Blogging About Critters Since 2007

Sunday, March 1, 2009

575 Project Sends a Difficult Message

Best Friends co-founder and artist Cyrus Mejia learned that 5 million animals are put to death each year in US animal shelters. He calculated that this equaled about 575 animals per HOUR (thanks to Andrew at Good Honest Dollar for the catch!)

He helped organize the 575 Project in which artists honor the animals who have died. Each piece is a memorial to that nameless animal.

A book is now available.

Heartbreaking.

4 comments:

Anonymous said...

Ladykat,

Are you sure that's not five hundred and seventy five every hour as opposed to every day?

Whatever the figure it is, it is simply appalling. As Cyrus says, euthanasia is no way to deal with unwanted animals, and it is so sad to see all of these animals meeting such a tragic ending when there are no doubt many boys and girls who would love to have a little puppy or kitten.

Anonymous said...

You're right! I'll change it. That's what I get for posting on a Sunday night...Thanks for the catch!

Anonymous said...

I've been thinking about the last line of Andrew's post for a while. I think part of the reason why there are so many animals dying in shelters is the idea that boys and girls would love to have a puppy or kitten. Children shouldn't equate pets.

Caring for an animal is a huge responsibility. They are living creatures that must be fed, cleaned, maintained, walked, groomed, medicated, toilet trained, have their litter boxes or cages cleaned, etc. It takes a mature child to do that. Or a caring adult.

Many children get puppies and kittens for Xmas or their birthdays. They quickly lose interest once they realize that there is work involved. And the adult may not be interested either. It was a quick toy at the moment. But an animal is not a toy. What the adult should have bought was some inanimate toy that can be recycled once the child becomes bored.

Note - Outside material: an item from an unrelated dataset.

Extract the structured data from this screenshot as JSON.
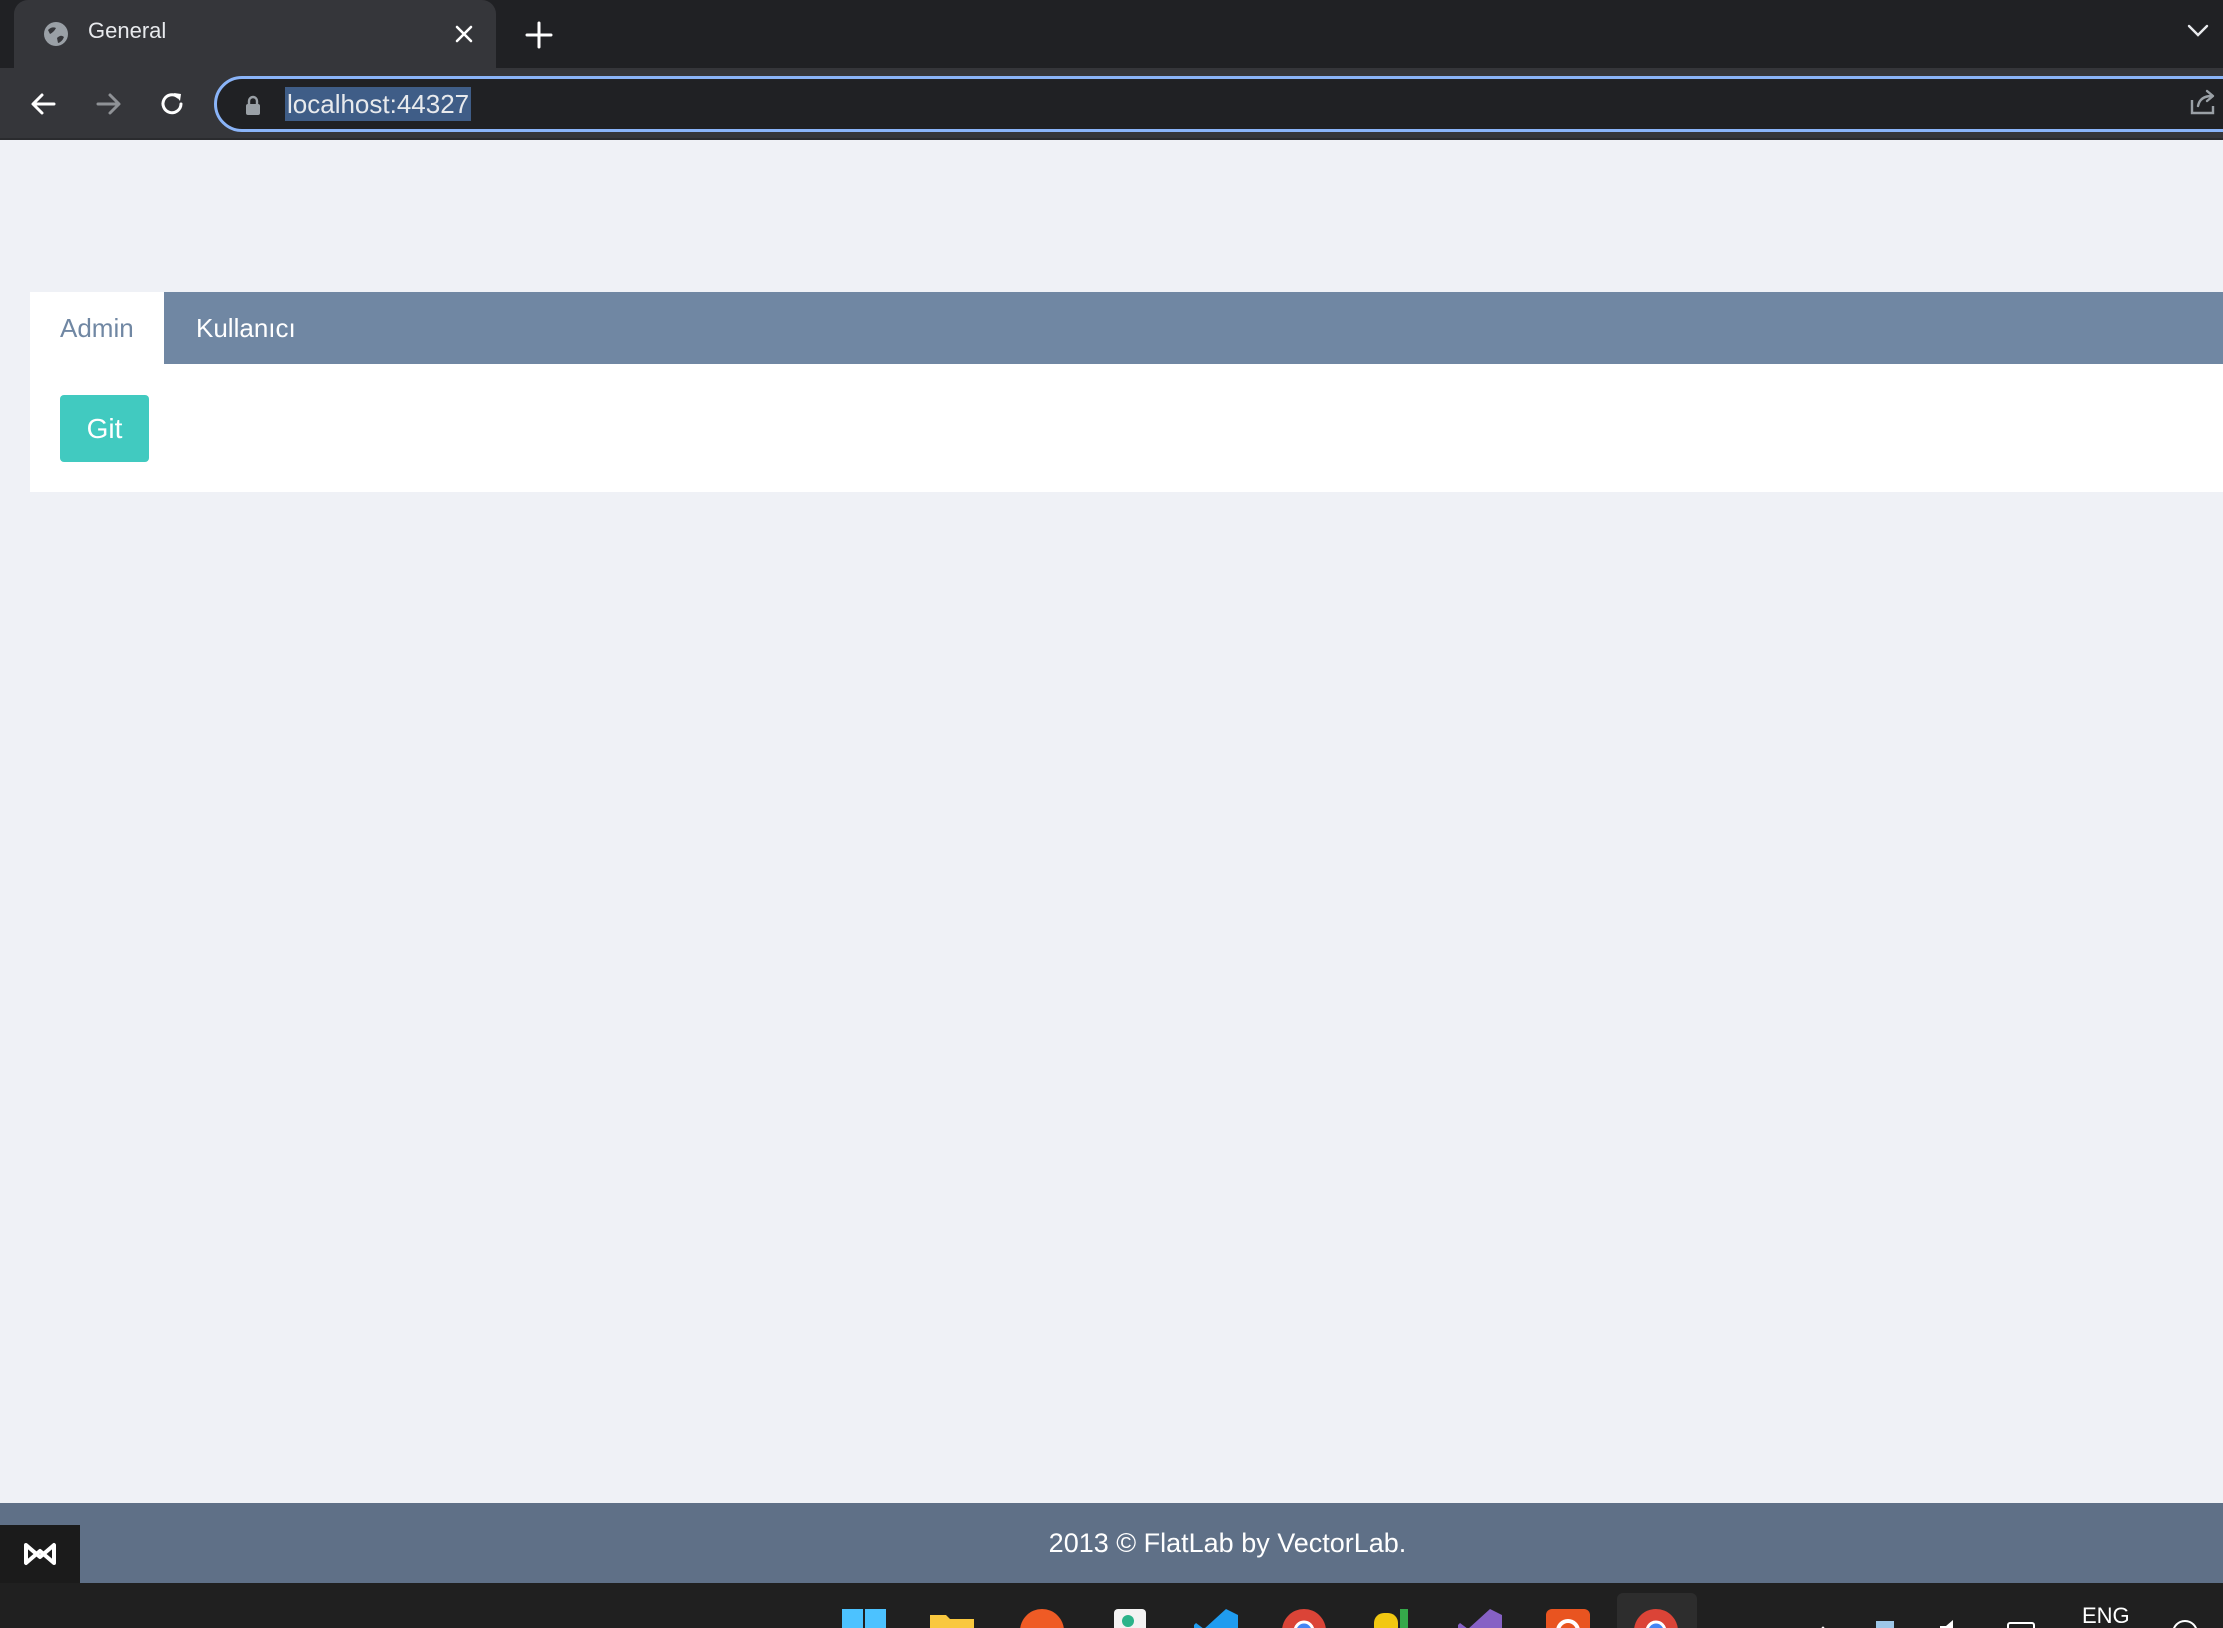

Because that is what often happens. Once the bloom wears off (ie. the animal is no longer cute or it involves work) they end up at a shelter (if they're lucky) and possibly one of the 575.

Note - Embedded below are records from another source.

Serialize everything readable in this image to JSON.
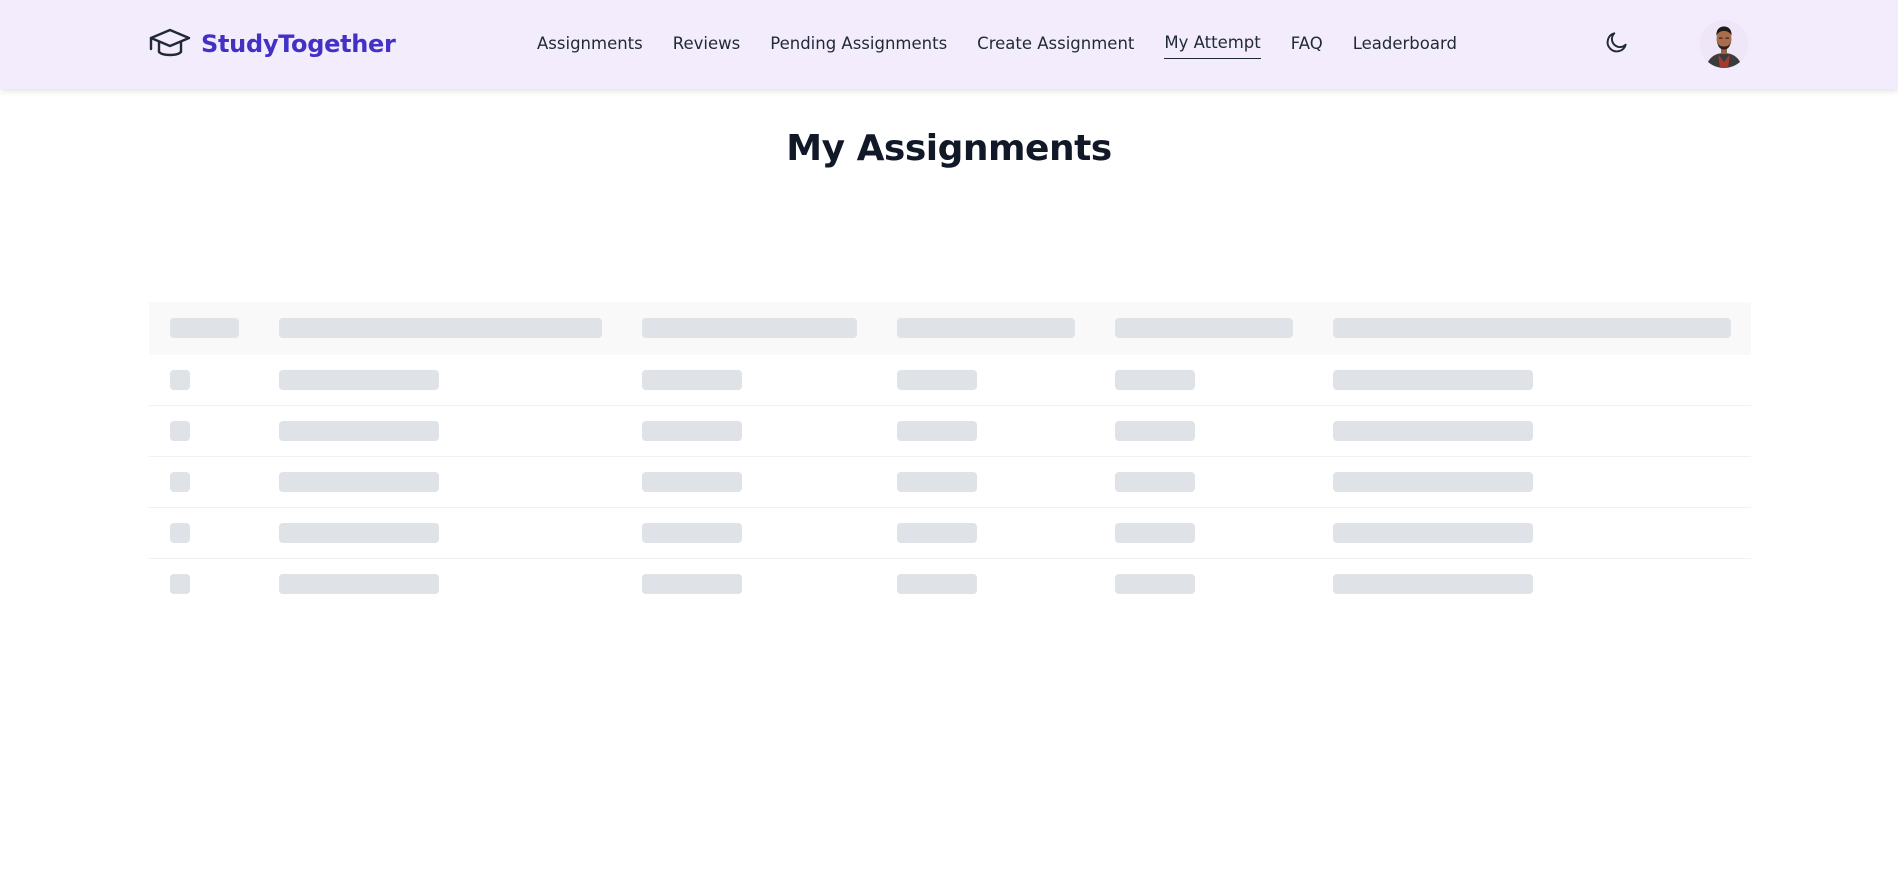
{
  "brand": {
    "name": "StudyTogether",
    "icon": "graduation-cap-icon",
    "color": "#4330c5"
  },
  "nav": {
    "links": [
      {
        "label": "Assignments",
        "active": false
      },
      {
        "label": "Reviews",
        "active": false
      },
      {
        "label": "Pending Assignments",
        "active": false
      },
      {
        "label": "Create Assignment",
        "active": false
      },
      {
        "label": "My Attempt",
        "active": true
      },
      {
        "label": "FAQ",
        "active": false
      },
      {
        "label": "Leaderboard",
        "active": false
      }
    ],
    "theme_toggle_icon": "moon-icon",
    "background": "#f3ecfd"
  },
  "user": {
    "avatar_icon": "user-avatar"
  },
  "main": {
    "title": "My Assignments",
    "table": {
      "state": "loading-skeleton",
      "columns": 6,
      "skeleton_rows": 5,
      "skeleton_color": "#dfe2e6"
    }
  }
}
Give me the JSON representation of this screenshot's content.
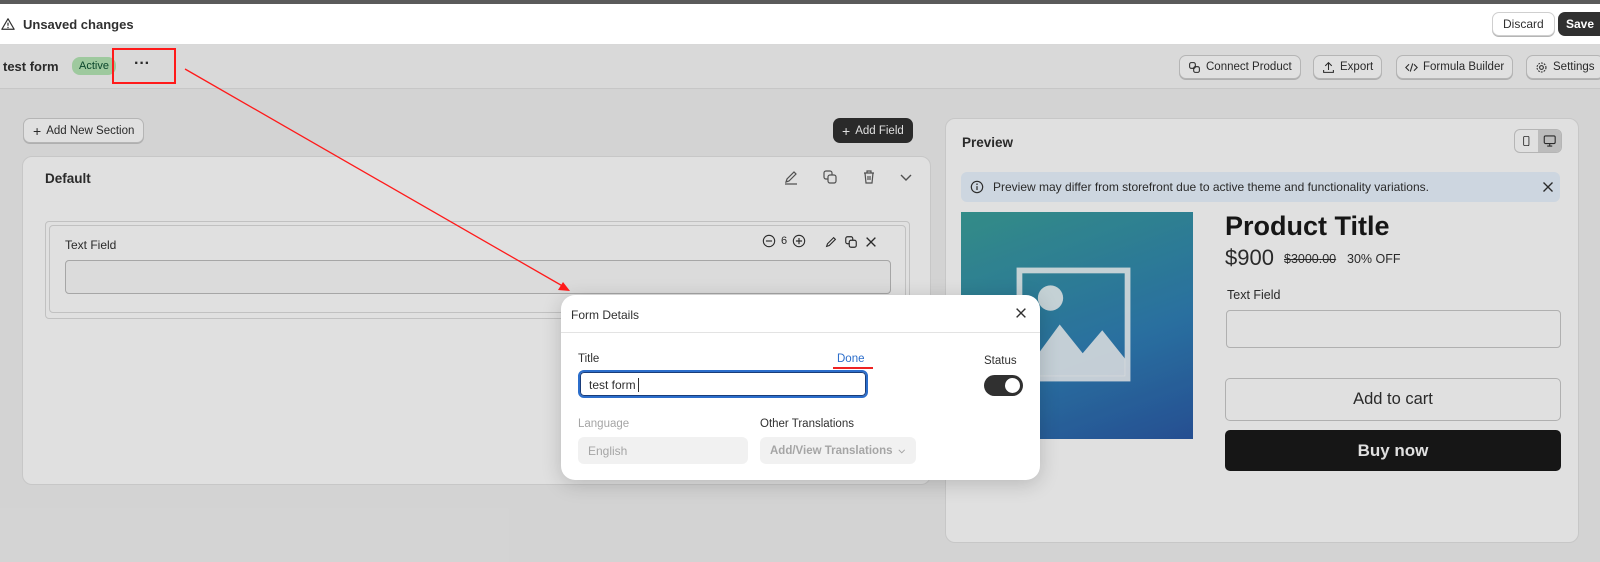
{
  "topbar": {
    "title": "Unsaved changes",
    "discard_label": "Discard",
    "save_label": "Save"
  },
  "header": {
    "form_name": "test form",
    "status_badge": "Active",
    "more_label": "···",
    "actions": {
      "connect_product": "Connect Product",
      "export": "Export",
      "formula_builder": "Formula Builder",
      "settings": "Settings"
    }
  },
  "builder": {
    "add_section_label": "Add New Section",
    "add_field_label": "Add Field",
    "section_title": "Default",
    "field": {
      "label": "Text Field",
      "width_value": "6"
    }
  },
  "preview": {
    "title": "Preview",
    "banner": "Preview may differ from storefront due to active theme and functionality variations.",
    "product_title": "Product Title",
    "price": "$900",
    "compare_price": "$3000.00",
    "discount": "30% OFF",
    "field_label": "Text Field",
    "add_to_cart": "Add to cart",
    "buy_now": "Buy now"
  },
  "modal": {
    "title": "Form Details",
    "title_label": "Title",
    "done_label": "Done",
    "title_value": "test form",
    "status_label": "Status",
    "status_on": true,
    "language_label": "Language",
    "language_value": "English",
    "translations_label": "Other Translations",
    "translations_button": "Add/View Translations"
  },
  "colors": {
    "annotation": "#ff1a1a",
    "accent": "#2c6ecb",
    "dark": "#303030"
  }
}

Anonymous said...

Fair point, ladykat.

Given the propensity of children to lose interest after the novelty wears off, adults should not allow animals to be kept as pets unless they themselves are prepared to see to it that the animal is properly cared for, particularly after the child’s initial excitement wears off.

In addition, given the onset of challenging economic conditions, adults should also refuse to allow pets unless they are prepared to shoulder the financial burden with respect to pet maintenance.